**About this task:** Hunt through the entries for the word "JSON" and copy each line in which it appears.
── Supplied information
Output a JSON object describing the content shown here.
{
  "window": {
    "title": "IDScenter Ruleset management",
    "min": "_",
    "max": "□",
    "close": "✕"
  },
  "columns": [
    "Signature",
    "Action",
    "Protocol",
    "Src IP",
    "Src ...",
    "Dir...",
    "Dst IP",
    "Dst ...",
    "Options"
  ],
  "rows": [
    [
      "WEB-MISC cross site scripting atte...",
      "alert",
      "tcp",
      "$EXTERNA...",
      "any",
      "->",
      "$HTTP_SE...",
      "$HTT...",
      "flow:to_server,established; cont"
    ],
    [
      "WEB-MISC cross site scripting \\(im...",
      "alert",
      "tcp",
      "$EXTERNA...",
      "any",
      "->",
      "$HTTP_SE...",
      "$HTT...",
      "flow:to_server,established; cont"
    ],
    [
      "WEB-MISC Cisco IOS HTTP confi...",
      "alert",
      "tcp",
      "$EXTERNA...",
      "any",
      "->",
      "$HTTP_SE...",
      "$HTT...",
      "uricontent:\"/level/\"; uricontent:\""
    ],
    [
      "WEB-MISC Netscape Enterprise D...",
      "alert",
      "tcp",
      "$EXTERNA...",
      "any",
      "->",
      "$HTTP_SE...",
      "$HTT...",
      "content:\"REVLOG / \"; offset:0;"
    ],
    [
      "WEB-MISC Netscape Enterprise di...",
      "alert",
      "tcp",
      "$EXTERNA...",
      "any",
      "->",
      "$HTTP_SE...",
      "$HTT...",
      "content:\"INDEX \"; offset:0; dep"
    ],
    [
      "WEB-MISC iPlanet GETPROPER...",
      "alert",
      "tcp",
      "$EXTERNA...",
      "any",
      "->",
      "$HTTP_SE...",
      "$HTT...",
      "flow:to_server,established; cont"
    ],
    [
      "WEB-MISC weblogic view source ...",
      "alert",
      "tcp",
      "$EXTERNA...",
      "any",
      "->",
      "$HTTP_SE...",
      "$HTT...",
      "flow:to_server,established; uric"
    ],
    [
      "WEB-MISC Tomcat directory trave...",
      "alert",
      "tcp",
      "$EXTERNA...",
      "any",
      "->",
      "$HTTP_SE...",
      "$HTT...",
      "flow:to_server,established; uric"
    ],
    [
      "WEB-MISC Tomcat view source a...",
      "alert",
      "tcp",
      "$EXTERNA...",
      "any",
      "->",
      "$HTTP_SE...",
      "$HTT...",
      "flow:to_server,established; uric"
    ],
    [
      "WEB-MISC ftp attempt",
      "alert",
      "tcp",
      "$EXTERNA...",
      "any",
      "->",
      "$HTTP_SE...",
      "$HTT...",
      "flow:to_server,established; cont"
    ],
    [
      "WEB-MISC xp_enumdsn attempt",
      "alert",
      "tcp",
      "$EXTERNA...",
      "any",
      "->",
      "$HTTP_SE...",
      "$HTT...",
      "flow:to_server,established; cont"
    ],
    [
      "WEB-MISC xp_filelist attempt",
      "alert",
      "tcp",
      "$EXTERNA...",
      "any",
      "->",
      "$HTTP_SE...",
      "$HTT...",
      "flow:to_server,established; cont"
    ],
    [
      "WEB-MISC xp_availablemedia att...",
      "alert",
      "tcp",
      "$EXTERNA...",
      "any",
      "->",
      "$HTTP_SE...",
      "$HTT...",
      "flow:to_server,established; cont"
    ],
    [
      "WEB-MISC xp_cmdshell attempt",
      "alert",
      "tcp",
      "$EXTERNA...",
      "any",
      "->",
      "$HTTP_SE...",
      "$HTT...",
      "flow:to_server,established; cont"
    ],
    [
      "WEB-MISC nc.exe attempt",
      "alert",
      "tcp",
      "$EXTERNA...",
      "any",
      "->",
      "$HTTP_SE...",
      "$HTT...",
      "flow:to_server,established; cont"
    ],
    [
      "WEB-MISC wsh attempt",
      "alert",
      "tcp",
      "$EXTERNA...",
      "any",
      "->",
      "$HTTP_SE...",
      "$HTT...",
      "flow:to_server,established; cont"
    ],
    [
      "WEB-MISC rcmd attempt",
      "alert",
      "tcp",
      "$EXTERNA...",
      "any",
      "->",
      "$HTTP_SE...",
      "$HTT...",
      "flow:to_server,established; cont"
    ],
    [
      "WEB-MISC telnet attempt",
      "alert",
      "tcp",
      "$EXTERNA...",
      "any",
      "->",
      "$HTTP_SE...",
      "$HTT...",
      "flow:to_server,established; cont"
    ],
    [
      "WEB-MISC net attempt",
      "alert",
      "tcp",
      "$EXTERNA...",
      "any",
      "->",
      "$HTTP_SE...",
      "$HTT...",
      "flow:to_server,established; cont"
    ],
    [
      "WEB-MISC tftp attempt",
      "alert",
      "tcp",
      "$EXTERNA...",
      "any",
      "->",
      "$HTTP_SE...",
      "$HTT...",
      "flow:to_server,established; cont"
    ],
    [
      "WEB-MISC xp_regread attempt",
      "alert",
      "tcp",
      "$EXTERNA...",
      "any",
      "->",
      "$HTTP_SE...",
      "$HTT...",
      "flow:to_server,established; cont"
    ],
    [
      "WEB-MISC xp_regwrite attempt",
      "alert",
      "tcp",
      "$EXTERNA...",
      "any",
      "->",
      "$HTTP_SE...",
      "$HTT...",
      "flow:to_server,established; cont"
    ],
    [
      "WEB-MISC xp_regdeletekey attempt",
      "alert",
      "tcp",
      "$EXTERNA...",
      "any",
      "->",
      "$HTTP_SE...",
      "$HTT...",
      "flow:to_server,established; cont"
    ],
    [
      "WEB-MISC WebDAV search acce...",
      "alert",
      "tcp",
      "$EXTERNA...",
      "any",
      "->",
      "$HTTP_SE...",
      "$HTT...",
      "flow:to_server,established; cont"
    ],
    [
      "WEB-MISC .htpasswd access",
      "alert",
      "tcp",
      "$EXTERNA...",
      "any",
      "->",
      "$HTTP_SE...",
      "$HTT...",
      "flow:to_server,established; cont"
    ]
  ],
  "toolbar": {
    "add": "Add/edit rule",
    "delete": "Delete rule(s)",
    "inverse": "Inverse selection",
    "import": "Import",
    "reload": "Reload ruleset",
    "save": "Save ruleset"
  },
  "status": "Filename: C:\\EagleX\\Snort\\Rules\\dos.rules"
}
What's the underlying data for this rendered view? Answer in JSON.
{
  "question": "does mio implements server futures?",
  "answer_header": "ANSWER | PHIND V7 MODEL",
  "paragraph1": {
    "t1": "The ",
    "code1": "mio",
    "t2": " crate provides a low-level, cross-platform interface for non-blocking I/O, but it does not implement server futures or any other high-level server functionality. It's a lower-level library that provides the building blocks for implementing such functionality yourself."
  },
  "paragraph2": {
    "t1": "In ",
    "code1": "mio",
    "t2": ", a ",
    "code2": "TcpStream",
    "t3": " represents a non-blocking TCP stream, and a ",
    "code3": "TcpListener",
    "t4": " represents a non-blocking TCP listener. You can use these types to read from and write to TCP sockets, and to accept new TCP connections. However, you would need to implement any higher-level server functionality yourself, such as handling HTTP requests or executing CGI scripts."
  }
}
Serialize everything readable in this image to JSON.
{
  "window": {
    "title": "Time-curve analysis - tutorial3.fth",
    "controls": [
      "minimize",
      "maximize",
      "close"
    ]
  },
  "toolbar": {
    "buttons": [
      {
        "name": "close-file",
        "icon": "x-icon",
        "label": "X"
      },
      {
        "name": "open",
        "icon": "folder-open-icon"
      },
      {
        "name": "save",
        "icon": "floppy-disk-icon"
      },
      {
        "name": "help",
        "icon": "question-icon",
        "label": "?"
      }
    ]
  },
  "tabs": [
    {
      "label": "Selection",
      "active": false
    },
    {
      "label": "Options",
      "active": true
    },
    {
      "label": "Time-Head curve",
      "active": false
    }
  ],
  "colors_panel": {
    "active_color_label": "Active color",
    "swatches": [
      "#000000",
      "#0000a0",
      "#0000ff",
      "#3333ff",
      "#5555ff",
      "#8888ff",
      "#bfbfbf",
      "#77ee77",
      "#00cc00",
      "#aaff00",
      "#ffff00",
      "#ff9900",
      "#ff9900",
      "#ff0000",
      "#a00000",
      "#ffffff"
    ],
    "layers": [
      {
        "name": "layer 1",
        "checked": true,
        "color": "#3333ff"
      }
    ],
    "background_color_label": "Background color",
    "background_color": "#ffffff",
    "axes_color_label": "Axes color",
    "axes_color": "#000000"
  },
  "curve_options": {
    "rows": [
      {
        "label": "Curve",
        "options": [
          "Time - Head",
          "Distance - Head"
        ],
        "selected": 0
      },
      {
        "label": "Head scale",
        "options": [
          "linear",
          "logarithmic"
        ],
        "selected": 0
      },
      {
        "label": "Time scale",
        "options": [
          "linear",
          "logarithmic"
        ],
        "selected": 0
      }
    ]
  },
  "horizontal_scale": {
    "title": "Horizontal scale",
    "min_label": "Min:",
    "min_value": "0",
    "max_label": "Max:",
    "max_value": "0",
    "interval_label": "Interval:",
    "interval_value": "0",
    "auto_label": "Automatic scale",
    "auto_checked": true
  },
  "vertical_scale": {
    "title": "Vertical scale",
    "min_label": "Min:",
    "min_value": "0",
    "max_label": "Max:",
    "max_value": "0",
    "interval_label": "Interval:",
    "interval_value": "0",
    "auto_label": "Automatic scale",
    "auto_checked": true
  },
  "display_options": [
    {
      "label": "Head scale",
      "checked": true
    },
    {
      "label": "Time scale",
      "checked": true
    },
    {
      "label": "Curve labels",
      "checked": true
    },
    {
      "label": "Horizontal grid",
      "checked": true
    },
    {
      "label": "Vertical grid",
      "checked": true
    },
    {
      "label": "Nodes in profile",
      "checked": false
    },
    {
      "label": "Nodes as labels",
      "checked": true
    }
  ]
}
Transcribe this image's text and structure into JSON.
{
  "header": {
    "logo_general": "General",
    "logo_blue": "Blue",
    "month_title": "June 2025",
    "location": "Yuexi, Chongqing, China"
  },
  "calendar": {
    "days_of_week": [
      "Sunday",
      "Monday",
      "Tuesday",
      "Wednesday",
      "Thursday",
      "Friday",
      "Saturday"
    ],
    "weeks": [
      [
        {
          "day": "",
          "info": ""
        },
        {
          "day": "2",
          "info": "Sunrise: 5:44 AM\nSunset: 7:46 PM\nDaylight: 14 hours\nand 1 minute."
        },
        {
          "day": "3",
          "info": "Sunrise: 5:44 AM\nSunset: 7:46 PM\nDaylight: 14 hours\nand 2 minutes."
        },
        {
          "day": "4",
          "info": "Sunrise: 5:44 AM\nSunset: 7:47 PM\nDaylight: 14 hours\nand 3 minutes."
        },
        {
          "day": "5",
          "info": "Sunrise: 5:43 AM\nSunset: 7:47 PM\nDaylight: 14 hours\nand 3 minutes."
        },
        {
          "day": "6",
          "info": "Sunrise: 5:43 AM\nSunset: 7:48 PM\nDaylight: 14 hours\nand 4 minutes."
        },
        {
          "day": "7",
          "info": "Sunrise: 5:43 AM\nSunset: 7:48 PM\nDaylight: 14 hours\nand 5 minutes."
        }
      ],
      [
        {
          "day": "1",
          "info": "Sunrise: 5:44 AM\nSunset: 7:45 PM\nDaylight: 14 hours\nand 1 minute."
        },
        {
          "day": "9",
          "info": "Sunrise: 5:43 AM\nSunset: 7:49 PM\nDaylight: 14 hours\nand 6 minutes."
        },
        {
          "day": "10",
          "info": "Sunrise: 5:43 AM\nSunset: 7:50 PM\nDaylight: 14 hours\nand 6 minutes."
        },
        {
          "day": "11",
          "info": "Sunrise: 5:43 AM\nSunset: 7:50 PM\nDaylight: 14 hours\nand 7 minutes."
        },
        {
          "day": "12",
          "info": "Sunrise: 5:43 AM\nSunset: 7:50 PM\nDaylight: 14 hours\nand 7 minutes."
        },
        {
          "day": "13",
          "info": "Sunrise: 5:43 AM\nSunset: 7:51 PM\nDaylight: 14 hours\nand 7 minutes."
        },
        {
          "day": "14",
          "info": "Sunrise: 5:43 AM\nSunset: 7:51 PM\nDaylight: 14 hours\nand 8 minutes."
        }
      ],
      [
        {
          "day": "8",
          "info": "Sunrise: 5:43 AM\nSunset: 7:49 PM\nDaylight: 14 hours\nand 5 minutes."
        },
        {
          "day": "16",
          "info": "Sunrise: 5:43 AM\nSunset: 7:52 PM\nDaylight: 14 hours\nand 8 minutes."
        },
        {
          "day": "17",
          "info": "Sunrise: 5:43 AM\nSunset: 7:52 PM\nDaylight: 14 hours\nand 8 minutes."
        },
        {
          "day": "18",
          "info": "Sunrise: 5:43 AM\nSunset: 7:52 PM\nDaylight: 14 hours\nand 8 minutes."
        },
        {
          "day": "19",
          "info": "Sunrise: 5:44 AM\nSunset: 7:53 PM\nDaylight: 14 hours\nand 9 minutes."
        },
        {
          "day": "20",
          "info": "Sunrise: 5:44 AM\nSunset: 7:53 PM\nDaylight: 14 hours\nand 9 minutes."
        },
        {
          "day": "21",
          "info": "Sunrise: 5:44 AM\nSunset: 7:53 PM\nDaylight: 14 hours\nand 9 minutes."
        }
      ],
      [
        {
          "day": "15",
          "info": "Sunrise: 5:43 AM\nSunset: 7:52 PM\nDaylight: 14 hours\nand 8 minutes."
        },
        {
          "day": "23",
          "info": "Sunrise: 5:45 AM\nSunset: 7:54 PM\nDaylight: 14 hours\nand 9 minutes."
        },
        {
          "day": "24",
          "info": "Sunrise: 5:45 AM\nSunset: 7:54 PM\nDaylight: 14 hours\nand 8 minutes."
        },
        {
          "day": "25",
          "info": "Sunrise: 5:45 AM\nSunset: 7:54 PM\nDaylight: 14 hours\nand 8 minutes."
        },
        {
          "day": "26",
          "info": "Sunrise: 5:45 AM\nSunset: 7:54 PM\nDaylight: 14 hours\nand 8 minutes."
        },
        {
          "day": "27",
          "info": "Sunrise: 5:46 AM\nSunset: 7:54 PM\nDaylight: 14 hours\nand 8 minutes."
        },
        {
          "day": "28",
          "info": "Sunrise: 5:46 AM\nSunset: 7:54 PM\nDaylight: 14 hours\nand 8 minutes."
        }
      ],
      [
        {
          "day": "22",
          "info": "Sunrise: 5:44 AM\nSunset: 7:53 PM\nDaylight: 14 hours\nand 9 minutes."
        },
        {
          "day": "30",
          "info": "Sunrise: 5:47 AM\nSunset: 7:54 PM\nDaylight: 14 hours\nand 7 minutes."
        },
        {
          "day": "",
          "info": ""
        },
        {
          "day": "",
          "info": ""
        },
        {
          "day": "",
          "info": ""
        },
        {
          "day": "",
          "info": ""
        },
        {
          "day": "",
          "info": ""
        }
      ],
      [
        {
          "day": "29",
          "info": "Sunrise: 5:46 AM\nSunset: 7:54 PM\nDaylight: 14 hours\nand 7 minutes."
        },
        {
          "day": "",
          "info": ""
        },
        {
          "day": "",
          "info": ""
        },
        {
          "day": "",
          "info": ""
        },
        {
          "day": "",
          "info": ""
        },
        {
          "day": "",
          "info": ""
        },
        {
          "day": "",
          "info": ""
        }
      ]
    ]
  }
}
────
**Task answer:**
Output a JSON object describing the content shown here.
What's the underlying data for this rendered view? Answer in JSON.
Serialize everything readable in this image to JSON.
Transcribe this image's text and structure into JSON.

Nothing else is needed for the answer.